--- START ---

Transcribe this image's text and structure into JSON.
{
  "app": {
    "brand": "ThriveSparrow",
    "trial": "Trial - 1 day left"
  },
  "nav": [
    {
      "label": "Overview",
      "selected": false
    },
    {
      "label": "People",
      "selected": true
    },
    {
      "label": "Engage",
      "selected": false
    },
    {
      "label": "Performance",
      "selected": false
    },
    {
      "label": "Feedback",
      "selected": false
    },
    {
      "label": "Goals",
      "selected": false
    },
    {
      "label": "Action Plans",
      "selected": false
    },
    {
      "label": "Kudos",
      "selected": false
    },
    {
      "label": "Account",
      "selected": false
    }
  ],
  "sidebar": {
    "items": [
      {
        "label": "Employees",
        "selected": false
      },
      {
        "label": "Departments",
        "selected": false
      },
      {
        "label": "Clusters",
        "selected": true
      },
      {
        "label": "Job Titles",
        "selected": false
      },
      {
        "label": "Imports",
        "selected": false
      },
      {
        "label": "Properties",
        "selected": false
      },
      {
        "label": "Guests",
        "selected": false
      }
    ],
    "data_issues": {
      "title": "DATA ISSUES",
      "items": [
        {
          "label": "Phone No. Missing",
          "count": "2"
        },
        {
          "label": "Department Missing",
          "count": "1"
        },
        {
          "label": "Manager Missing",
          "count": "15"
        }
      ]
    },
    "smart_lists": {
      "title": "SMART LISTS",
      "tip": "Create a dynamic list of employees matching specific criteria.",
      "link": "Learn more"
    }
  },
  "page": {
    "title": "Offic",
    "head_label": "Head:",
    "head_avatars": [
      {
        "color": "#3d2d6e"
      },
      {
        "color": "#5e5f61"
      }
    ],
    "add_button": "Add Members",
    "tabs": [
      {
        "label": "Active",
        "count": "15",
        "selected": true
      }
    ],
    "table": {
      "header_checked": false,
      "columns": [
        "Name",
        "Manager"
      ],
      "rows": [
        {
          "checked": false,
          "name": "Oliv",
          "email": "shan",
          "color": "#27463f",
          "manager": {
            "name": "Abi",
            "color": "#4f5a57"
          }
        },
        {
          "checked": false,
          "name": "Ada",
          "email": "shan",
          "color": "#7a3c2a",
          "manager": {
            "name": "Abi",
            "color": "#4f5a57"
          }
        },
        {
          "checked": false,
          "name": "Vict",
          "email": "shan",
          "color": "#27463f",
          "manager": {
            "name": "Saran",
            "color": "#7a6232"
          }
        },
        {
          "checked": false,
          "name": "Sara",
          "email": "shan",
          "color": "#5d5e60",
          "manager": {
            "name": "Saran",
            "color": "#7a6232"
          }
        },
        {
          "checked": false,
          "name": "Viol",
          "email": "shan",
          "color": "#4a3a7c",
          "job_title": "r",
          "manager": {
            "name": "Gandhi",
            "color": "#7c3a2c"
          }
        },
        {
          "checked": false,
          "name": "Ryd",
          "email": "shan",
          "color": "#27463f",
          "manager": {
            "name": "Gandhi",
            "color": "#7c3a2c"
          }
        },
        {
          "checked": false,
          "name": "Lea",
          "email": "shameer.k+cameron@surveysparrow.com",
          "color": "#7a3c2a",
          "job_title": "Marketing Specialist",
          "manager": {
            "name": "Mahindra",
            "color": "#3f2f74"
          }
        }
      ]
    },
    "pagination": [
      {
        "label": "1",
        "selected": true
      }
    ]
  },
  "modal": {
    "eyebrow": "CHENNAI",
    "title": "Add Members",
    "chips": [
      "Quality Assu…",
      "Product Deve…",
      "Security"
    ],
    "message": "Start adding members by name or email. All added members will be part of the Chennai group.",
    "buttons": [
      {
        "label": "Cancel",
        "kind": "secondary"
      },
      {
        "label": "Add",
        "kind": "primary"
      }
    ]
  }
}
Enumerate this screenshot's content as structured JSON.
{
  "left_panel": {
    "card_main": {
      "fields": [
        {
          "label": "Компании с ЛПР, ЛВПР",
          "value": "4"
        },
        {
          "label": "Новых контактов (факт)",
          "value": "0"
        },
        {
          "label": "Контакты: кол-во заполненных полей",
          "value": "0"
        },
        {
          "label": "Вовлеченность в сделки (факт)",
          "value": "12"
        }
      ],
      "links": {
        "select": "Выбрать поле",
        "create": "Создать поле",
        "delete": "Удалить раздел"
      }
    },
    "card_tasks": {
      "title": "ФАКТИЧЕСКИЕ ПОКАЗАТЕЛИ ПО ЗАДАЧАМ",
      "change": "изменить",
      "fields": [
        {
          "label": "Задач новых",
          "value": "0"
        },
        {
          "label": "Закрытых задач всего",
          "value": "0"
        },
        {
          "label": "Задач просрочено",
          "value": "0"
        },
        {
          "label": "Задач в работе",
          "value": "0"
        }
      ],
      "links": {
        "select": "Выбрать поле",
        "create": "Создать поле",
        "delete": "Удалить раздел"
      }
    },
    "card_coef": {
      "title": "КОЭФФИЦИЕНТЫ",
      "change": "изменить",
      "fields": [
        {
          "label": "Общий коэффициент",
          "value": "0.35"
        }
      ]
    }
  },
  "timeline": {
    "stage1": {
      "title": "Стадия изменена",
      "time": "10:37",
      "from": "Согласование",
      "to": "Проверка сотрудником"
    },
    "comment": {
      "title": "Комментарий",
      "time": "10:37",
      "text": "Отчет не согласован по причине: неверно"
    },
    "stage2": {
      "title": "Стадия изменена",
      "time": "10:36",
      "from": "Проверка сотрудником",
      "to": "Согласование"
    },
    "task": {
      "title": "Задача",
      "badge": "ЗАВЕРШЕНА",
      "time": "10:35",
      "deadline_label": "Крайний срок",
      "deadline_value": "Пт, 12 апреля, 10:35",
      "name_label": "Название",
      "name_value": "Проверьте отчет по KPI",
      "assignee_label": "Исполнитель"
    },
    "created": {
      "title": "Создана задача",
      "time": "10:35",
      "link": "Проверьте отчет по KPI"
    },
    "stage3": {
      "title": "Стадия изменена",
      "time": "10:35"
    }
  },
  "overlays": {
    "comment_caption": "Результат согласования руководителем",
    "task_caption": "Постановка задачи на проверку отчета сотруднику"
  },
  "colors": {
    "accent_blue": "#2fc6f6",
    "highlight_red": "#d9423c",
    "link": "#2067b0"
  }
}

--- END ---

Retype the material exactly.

:: SOLUTION FOR THIS PROBLEM ::
Transcribe this image's text and structure into JSON.
{
  "app": {
    "brand": "ThriveSparrow",
    "trial": "Trial - 1 day left"
  },
  "nav": [
    {
      "label": "Overview",
      "selected": false
    },
    {
      "label": "People",
      "selected": true
    },
    {
      "label": "Engage",
      "selected": false
    },
    {
      "label": "Performance",
      "selected": false
    },
    {
      "label": "Feedback",
      "selected": false
    },
    {
      "label": "Goals",
      "selected": false
    },
    {
      "label": "Action Plans",
      "selected": false
    },
    {
      "label": "Kudos",
      "selected": false
    },
    {
      "label": "Account",
      "selected": false
    }
  ],
  "sidebar": {
    "items": [
      {
        "label": "Employees",
        "selected": false
      },
      {
        "label": "Departments",
        "selected": false
      },
      {
        "label": "Clusters",
        "selected": true
      },
      {
        "label": "Job Titles",
        "selected": false
      },
      {
        "label": "Imports",
        "selected": false
      },
      {
        "label": "Properties",
        "selected": false
      },
      {
        "label": "Guests",
        "selected": false
      }
    ],
    "data_issues": {
      "title": "DATA ISSUES",
      "items": [
        {
          "label": "Phone No. Missing",
          "count": "2"
        },
        {
          "label": "Department Missing",
          "count": "1"
        },
        {
          "label": "Manager Missing",
          "count": "15"
        }
      ]
    },
    "smart_lists": {
      "title": "SMART LISTS",
      "tip": "Create a dynamic list of employees matching specific criteria.",
      "link": "Learn more"
    }
  },
  "page": {
    "title": "Offic",
    "head_label": "Head:",
    "head_avatars": [
      {
        "color": "#3d2d6e"
      },
      {
        "color": "#5e5f61"
      }
    ],
    "add_button": "Add Members",
    "tabs": [
      {
        "label": "Active",
        "count": "15",
        "selected": true
      }
    ],
    "table": {
      "header_checked": false,
      "columns": [
        "Name",
        "Manager"
      ],
      "rows": [
        {
          "checked": false,
          "name": "Oliv",
          "email": "shan",
          "color": "#27463f",
          "manager": {
            "name": "Abi",
            "color": "#4f5a57"
          }
        },
        {
          "checked": false,
          "name": "Ada",
          "email": "shan",
          "color": "#7a3c2a",
          "manager": {
            "name": "Abi",
            "color": "#4f5a57"
          }
        },
        {
          "checked": false,
          "name": "Vict",
          "email": "shan",
          "color": "#27463f",
          "manager": {
            "name": "Saran",
            "color": "#7a6232"
          }
        },
        {
          "checked": false,
          "name": "Sara",
          "email": "shan",
          "color": "#5d5e60",
          "manager": {
            "name": "Saran",
            "color": "#7a6232"
          }
        },
        {
          "checked": false,
          "name": "Viol",
          "email": "shan",
          "color": "#4a3a7c",
          "job_title": "r",
          "manager": {
            "name": "Gandhi",
            "color": "#7c3a2c"
          }
        },
        {
          "checked": false,
          "name": "Ryd",
          "email": "shan",
          "color": "#27463f",
          "manager": {
            "name": "Gandhi",
            "color": "#7c3a2c"
          }
        },
        {
          "checked": false,
          "name": "Lea",
          "email": "shameer.k+cameron@surveysparrow.com",
          "color": "#7a3c2a",
          "job_title": "Marketing Specialist",
          "manager": {
            "name": "Mahindra",
            "color": "#3f2f74"
          }
        }
      ]
    },
    "pagination": [
      {
        "label": "1",
        "selected": true
      }
    ]
  },
  "modal": {
    "eyebrow": "CHENNAI",
    "title": "Add Members",
    "chips": [
      "Quality Assu…",
      "Product Deve…",
      "Security"
    ],
    "message": "Start adding members by name or email. All added members will be part of the Chennai group.",
    "buttons": [
      {
        "label": "Cancel",
        "kind": "secondary"
      },
      {
        "label": "Add",
        "kind": "primary"
      }
    ]
  }
}
Enumerate this screenshot's content as structured JSON.
{
  "left_panel": {
    "card_main": {
      "fields": [
        {
          "label": "Компании с ЛПР, ЛВПР",
          "value": "4"
        },
        {
          "label": "Новых контактов (факт)",
          "value": "0"
        },
        {
          "label": "Контакты: кол-во заполненных полей",
          "value": "0"
        },
        {
          "label": "Вовлеченность в сделки (факт)",
          "value": "12"
        }
      ],
      "links": {
        "select": "Выбрать поле",
        "create": "Создать поле",
        "delete": "Удалить раздел"
      }
    },
    "card_tasks": {
      "title": "ФАКТИЧЕСКИЕ ПОКАЗАТЕЛИ ПО ЗАДАЧАМ",
      "change": "изменить",
      "fields": [
        {
          "label": "Задач новых",
          "value": "0"
        },
        {
          "label": "Закрытых задач всего",
          "value": "0"
        },
        {
          "label": "Задач просрочено",
          "value": "0"
        },
        {
          "label": "Задач в работе",
          "value": "0"
        }
      ],
      "links": {
        "select": "Выбрать поле",
        "create": "Создать поле",
        "delete": "Удалить раздел"
      }
    },
    "card_coef": {
      "title": "КОЭФФИЦИЕНТЫ",
      "change": "изменить",
      "fields": [
        {
          "label": "Общий коэффициент",
          "value": "0.35"
        }
      ]
    }
  },
  "timeline": {
    "stage1": {
      "title": "Стадия изменена",
      "time": "10:37",
      "from": "Согласование",
      "to": "Проверка сотрудником"
    },
    "comment": {
      "title": "Комментарий",
      "time": "10:37",
      "text": "Отчет не согласован по причине: неверно"
    },
    "stage2": {
      "title": "Стадия изменена",
      "time": "10:36",
      "from": "Проверка сотрудником",
      "to": "Согласование"
    },
    "task": {
      "title": "Задача",
      "badge": "ЗАВЕРШЕНА",
      "time": "10:35",
      "deadline_label": "Крайний срок",
      "deadline_value": "Пт, 12 апреля, 10:35",
      "name_label": "Название",
      "name_value": "Проверьте отчет по KPI",
      "assignee_label": "Исполнитель"
    },
    "created": {
      "title": "Создана задача",
      "time": "10:35",
      "link": "Проверьте отчет по KPI"
    },
    "stage3": {
      "title": "Стадия изменена",
      "time": "10:35"
    }
  },
  "overlays": {
    "comment_caption": "Результат согласования руководителем",
    "task_caption": "Постановка задачи на проверку отчета сотруднику"
  },
  "colors": {
    "accent_blue": "#2fc6f6",
    "highlight_red": "#d9423c",
    "link": "#2067b0"
  }
}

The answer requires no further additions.